In a recent NUS survey, 90% of students said they were concerned about climate change (about 10 percentage points higher than the population as a whole). Students, and young people in general, are naturally more anxious about the climate crisis - the impacts of a destabilising environment will only become more acute over their lifetimes.
Demand for warehouse space in the UK is booming this year, as more of us turn to online shopping while the virus keeps us away from the high streets. The proportion of retail done online (which was already on the rise) has skyrocketed:
We’re very excited to share our recent solar installation at West Reservoir Centre, an outdoor swimming facility in Hackney. It is the first installation in a new solar power scheme launched by Hackney Light and Power, as part of its mission to make the borough net zero carbon by 2040.
For most people, a trip to the shops is about picking up the weekly groceries, with rarely a concern for the huge amount of power needed to keep the building running and the food fresh.
As electricity bills rise, shop owners are keen to cut costs where they can. Here’s why we’d recommend solar panels for supermarkets to save money on energy and become more sustainable.
As businesses start to get up and running again, there’s a renewed focus on the UK’s commitment to net zero emissions by 2050. By investing in the right technology, companies can support this by lowering their carbon emissions, alongside saving on their energy bills.
Low Carbon Workspaces wants to aid businesses in this transition and is offering grants of up to £5,000 to invest in carbon-saving upgrades. This could be a grant for solar panels, battery storage, insulation, EVs or lighting.
Grants are available for SMEs based in Berkshire, Bedfordshire, Buckinghamshire, Hertfordshire, Milton Keynes and Northamptonshire, ranging from £1,000 - £5,000 to cover up to a third of the cost of energy improvements. The scheme is supported by the European Regional Development Fund.
Offices, shops, schools and other premises across the country have been shuttered or only partially open since the lockdown. In an undoubtedly difficult time, many organisations are looking to save money. This could be the perfect opportunity to look at improvements to your company’s energy use, investing in efficient technology to reduce your energy costs in the long term.
Here are a few things we can help with to make your energy usage greener and more cost-effective.
UK farms produce about 10% of the country’s greenhouse gas emissions (due to cows, fertilisers, heavy machinery... and the fact that 71% of the UK is farmland) and pressure is mounting to address this, if we’re to meet our climate change mitigation ambitions.
When we browse websites or store information in the cloud, we’re not just outsourcing computing power, we’re outsourcing the emissions needed to run the internet. Data centres pick up the slack. They consume more than 2% of electricity worldwide and collectively have the same emissions as the airline industry. With global data traffic doubling every four years, this is likely to increase - adding even more to the strain on the climate.
While climate science is alarming (suggesting just 10 years left to limit warming below the dangerous 1.5 degree level), it presents an opportunity for businesses to step up where governments have made little progress. Sustainability can give your company an edge and set you apart as a leader in your industry.

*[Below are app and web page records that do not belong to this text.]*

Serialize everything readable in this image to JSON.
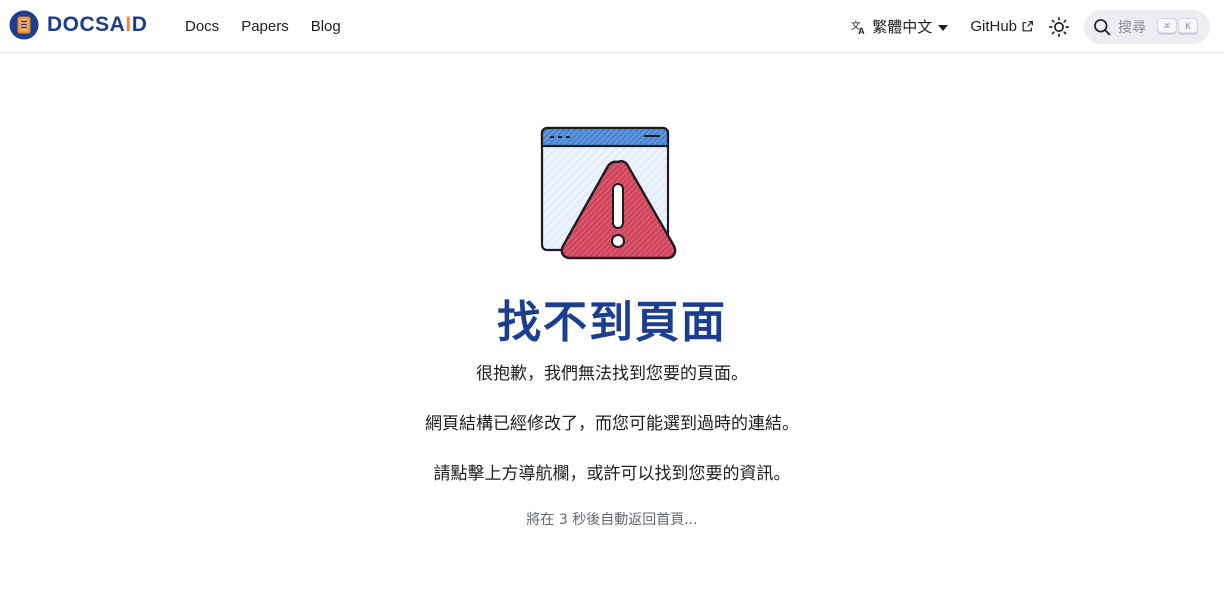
{
  "navbar": {
    "brand": {
      "text_main": "DOCSA",
      "text_accent": "I",
      "text_end": "D"
    },
    "links": [
      {
        "label": "Docs"
      },
      {
        "label": "Papers"
      },
      {
        "label": "Blog"
      }
    ],
    "language": {
      "label": "繁體中文",
      "icon": "translate-icon"
    },
    "github": {
      "label": "GitHub",
      "icon": "external-link-icon"
    },
    "theme_toggle": {
      "icon": "sun-icon"
    },
    "search": {
      "placeholder": "搜尋",
      "keys": [
        "⌘",
        "K"
      ],
      "icon": "search-icon"
    }
  },
  "main": {
    "illustration": {
      "icon": "browser-warning-icon"
    },
    "title": "找不到頁面",
    "messages": [
      "很抱歉，我們無法找到您要的頁面。",
      "網頁結構已經修改了，而您可能選到過時的連結。",
      "請點擊上方導航欄，或許可以找到您要的資訊。"
    ],
    "redirect_note": "將在 3 秒後自動返回首頁..."
  },
  "colors": {
    "brand_blue": "#1d3d8f",
    "brand_orange": "#f28c28",
    "warning_red": "#d0455b",
    "window_blue": "#4a86d4"
  }
}
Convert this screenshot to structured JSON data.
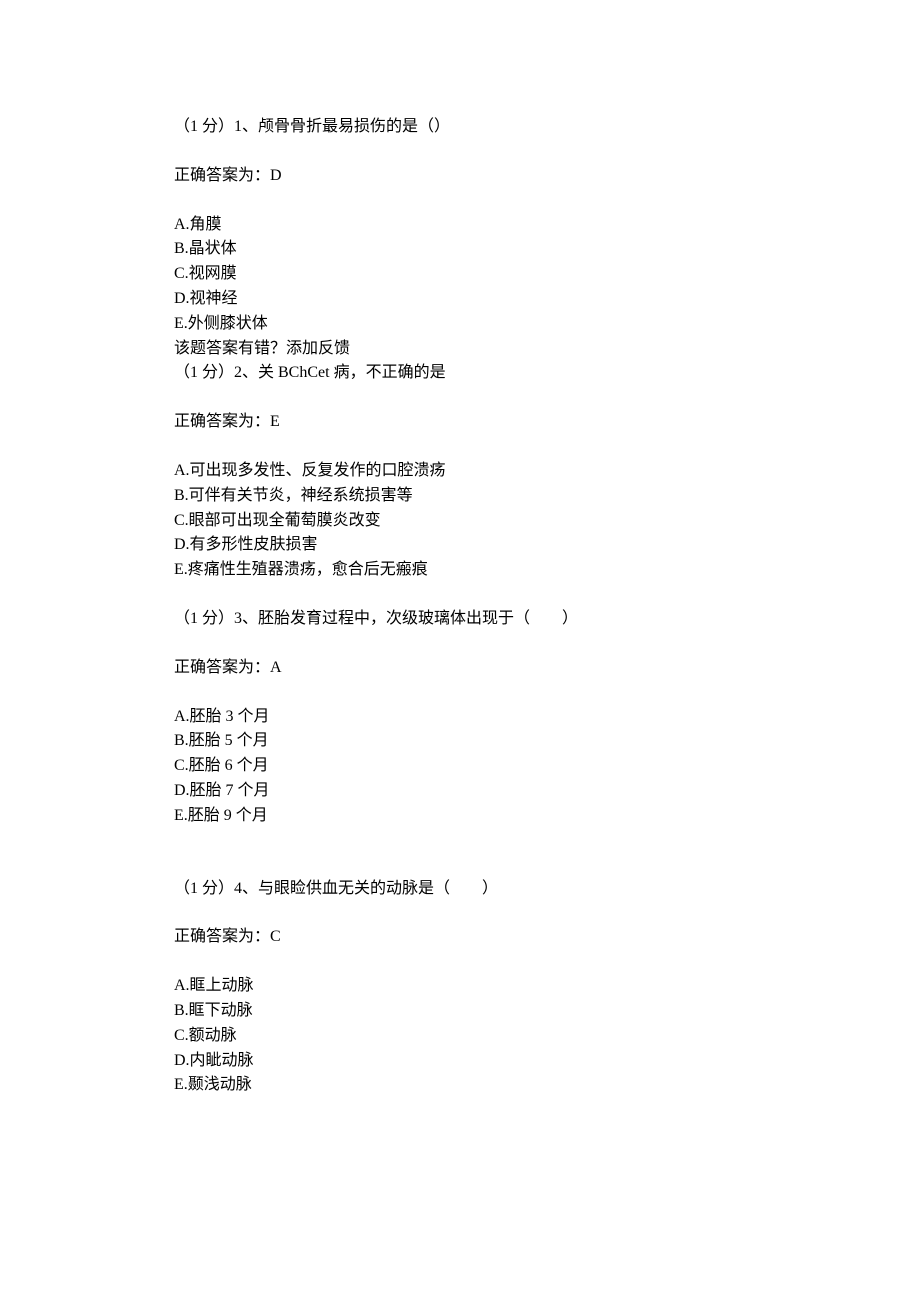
{
  "q1": {
    "header": "（1 分）1、颅骨骨折最易损伤的是（）",
    "answer_label": "正确答案为：D",
    "optA": "A.角膜",
    "optB": "B.晶状体",
    "optC": "C.视网膜",
    "optD": "D.视神经",
    "optE": "E.外侧膝状体",
    "feedback": "该题答案有错？添加反馈"
  },
  "q2": {
    "header": "（1 分）2、关 BChCet 病，不正确的是",
    "answer_label": "正确答案为：E",
    "optA": "A.可出现多发性、反复发作的口腔溃疡",
    "optB": "B.可伴有关节炎，神经系统损害等",
    "optC": "C.眼部可出现全葡萄膜炎改变",
    "optD": "D.有多形性皮肤损害",
    "optE": "E.疼痛性生殖器溃疡，愈合后无瘢痕"
  },
  "q3": {
    "header": "（1 分）3、胚胎发育过程中，次级玻璃体出现于（　　）",
    "answer_label": "正确答案为：A",
    "optA": "A.胚胎 3 个月",
    "optB": "B.胚胎 5 个月",
    "optC": "C.胚胎 6 个月",
    "optD": "D.胚胎 7 个月",
    "optE": "E.胚胎 9 个月"
  },
  "q4": {
    "header": "（1 分）4、与眼睑供血无关的动脉是（　　）",
    "answer_label": "正确答案为：C",
    "optA": "A.眶上动脉",
    "optB": "B.眶下动脉",
    "optC": "C.额动脉",
    "optD": "D.内眦动脉",
    "optE": "E.颞浅动脉"
  }
}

You may see it as a moral urge to reduce your business carbon footprint. Or perhaps it’s the long term financial savings that appeal. Either way, it makes sense to be a step ahead of future regulations which are likely to penalise polluters.
According to a Nielsen survey, 81% of customers think it is ‘extremely’ or ‘very’ important that companies act to improve the environment - so there’s a great commercial imperative to engage in climate action too.

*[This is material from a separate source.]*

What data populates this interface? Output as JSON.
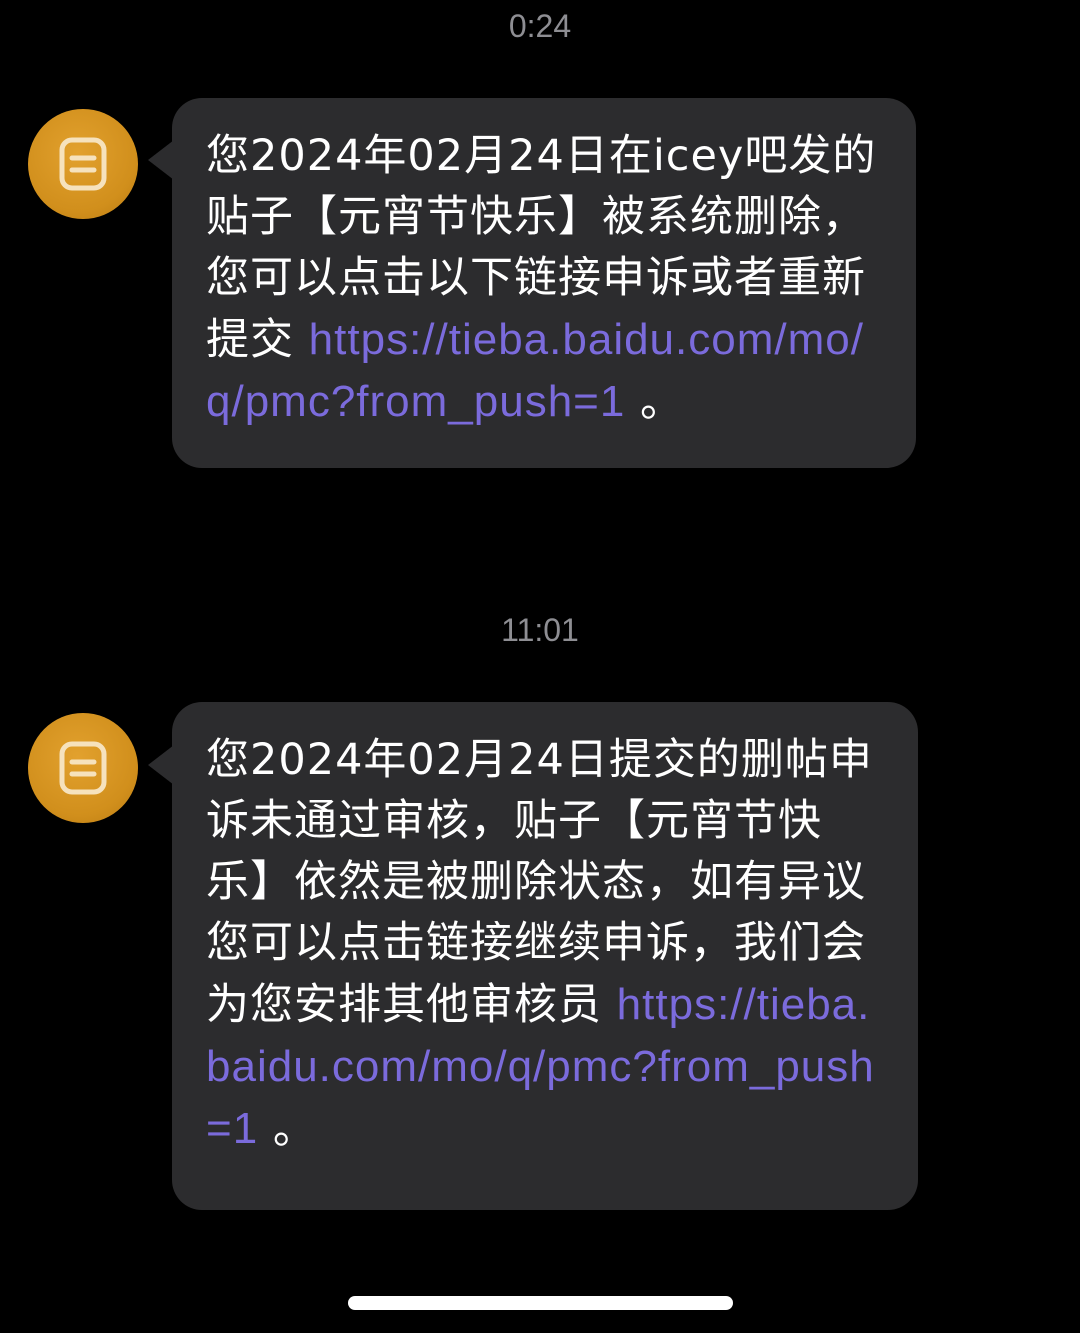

But where do you start? We’ve broken down the question of how to reduce your company’s carbon footprint into five key topics to help you create an actionable plan.
We’ve recently done some modelling of the performance of solar tracking systems, but this can only tell you so much. What about how one would perform in the real world? Luckily we can answer that by looking at a solar tracker that we installed a few years ago...
Topics: Solar PV